▶ [WHAT TO PRODUCE] Report the count, and only the count, of lines in the records that include the word "부드러운".

▶ [MATERIAL PROVIDED]
Segment Open

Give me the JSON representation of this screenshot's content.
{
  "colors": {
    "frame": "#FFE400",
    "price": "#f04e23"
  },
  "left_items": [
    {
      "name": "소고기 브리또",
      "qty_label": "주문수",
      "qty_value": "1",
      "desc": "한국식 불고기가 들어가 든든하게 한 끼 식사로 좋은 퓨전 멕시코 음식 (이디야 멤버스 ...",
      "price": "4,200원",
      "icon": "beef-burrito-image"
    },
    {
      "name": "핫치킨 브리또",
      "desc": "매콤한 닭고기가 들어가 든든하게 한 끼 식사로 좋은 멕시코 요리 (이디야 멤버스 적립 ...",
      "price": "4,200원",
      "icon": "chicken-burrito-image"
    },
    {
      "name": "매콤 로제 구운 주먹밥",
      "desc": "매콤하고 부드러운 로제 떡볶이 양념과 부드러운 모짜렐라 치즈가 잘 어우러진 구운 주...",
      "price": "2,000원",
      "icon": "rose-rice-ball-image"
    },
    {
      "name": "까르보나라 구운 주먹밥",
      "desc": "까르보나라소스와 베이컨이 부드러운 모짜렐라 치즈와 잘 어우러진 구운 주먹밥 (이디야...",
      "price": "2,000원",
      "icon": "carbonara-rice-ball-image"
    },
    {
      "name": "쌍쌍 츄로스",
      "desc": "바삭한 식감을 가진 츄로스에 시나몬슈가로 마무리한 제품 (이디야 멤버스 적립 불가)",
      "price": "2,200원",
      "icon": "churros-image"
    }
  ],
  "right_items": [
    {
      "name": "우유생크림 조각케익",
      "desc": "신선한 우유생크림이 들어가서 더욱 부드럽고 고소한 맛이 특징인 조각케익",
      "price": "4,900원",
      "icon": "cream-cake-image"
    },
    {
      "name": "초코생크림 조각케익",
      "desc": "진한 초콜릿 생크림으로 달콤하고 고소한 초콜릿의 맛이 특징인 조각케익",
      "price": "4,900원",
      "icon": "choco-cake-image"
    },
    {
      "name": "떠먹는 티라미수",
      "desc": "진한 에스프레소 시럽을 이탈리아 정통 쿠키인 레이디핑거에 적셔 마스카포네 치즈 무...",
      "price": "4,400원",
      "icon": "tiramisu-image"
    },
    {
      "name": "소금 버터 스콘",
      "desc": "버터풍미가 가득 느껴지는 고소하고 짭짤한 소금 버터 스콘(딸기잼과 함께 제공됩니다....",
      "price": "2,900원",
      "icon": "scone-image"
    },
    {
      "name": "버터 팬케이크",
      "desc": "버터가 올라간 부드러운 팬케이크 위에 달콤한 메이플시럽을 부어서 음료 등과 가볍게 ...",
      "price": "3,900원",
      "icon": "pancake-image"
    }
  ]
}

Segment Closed

▶ [REPLY TO THE EXERCISE] 3